**Activity**
Exactly as given, restate each record that follows.

**Source material**
[Start of section]

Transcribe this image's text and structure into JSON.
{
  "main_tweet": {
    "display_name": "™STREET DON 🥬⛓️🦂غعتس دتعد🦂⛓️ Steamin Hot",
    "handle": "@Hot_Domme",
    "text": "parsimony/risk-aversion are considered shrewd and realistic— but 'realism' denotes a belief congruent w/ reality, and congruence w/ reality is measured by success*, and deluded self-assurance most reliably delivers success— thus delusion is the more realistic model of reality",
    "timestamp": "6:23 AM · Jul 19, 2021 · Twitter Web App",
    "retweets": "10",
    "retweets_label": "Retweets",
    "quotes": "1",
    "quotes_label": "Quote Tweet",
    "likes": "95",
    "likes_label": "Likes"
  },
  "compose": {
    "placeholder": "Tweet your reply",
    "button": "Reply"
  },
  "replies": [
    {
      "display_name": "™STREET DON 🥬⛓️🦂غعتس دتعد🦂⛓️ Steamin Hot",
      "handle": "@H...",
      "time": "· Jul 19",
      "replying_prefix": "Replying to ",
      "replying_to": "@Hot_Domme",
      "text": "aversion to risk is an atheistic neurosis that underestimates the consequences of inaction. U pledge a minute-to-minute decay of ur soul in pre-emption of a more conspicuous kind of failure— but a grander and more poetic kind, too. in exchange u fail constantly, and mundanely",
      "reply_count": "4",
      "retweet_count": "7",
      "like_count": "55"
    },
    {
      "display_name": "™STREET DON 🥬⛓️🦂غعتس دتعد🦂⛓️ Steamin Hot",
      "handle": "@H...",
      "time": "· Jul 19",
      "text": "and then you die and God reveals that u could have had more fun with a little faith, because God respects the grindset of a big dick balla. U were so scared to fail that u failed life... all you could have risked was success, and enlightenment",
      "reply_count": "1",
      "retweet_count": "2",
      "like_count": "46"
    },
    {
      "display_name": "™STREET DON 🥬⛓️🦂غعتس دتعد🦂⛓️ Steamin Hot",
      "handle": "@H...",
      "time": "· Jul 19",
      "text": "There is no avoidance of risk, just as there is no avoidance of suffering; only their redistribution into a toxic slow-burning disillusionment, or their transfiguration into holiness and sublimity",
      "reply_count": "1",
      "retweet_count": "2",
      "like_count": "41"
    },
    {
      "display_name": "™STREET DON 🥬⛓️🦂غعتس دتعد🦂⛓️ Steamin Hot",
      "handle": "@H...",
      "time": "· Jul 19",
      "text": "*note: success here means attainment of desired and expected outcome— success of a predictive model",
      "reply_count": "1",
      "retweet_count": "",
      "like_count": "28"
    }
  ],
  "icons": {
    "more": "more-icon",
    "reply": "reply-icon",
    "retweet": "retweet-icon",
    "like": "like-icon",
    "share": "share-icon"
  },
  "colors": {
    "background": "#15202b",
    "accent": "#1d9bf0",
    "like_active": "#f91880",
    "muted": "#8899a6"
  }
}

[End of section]

**Exercise response**
Transcribe this image's text and structure into JSON.
{
  "main_tweet": {
    "display_name": "™STREET DON 🥬⛓️🦂غعتس دتعد🦂⛓️ Steamin Hot",
    "handle": "@Hot_Domme",
    "text": "parsimony/risk-aversion are considered shrewd and realistic— but 'realism' denotes a belief congruent w/ reality, and congruence w/ reality is measured by success*, and deluded self-assurance most reliably delivers success— thus delusion is the more realistic model of reality",
    "timestamp": "6:23 AM · Jul 19, 2021 · Twitter Web App",
    "retweets": "10",
    "retweets_label": "Retweets",
    "quotes": "1",
    "quotes_label": "Quote Tweet",
    "likes": "95",
    "likes_label": "Likes"
  },
  "compose": {
    "placeholder": "Tweet your reply",
    "button": "Reply"
  },
  "replies": [
    {
      "display_name": "™STREET DON 🥬⛓️🦂غعتس دتعد🦂⛓️ Steamin Hot",
      "handle": "@H...",
      "time": "· Jul 19",
      "replying_prefix": "Replying to ",
      "replying_to": "@Hot_Domme",
      "text": "aversion to risk is an atheistic neurosis that underestimates the consequences of inaction. U pledge a minute-to-minute decay of ur soul in pre-emption of a more conspicuous kind of failure— but a grander and more poetic kind, too. in exchange u fail constantly, and mundanely",
      "reply_count": "4",
      "retweet_count": "7",
      "like_count": "55"
    },
    {
      "display_name": "™STREET DON 🥬⛓️🦂غعتس دتعد🦂⛓️ Steamin Hot",
      "handle": "@H...",
      "time": "· Jul 19",
      "text": "and then you die and God reveals that u could have had more fun with a little faith, because God respects the grindset of a big dick balla. U were so scared to fail that u failed life... all you could have risked was success, and enlightenment",
      "reply_count": "1",
      "retweet_count": "2",
      "like_count": "46"
    },
    {
      "display_name": "™STREET DON 🥬⛓️🦂غعتس دتعد🦂⛓️ Steamin Hot",
      "handle": "@H...",
      "time": "· Jul 19",
      "text": "There is no avoidance of risk, just as there is no avoidance of suffering; only their redistribution into a toxic slow-burning disillusionment, or their transfiguration into holiness and sublimity",
      "reply_count": "1",
      "retweet_count": "2",
      "like_count": "41"
    },
    {
      "display_name": "™STREET DON 🥬⛓️🦂غعتس دتعد🦂⛓️ Steamin Hot",
      "handle": "@H...",
      "time": "· Jul 19",
      "text": "*note: success here means attainment of desired and expected outcome— success of a predictive model",
      "reply_count": "1",
      "retweet_count": "",
      "like_count": "28"
    }
  ],
  "icons": {
    "more": "more-icon",
    "reply": "reply-icon",
    "retweet": "retweet-icon",
    "like": "like-icon",
    "share": "share-icon"
  },
  "colors": {
    "background": "#15202b",
    "accent": "#1d9bf0",
    "like_active": "#f91880",
    "muted": "#8899a6"
  }
}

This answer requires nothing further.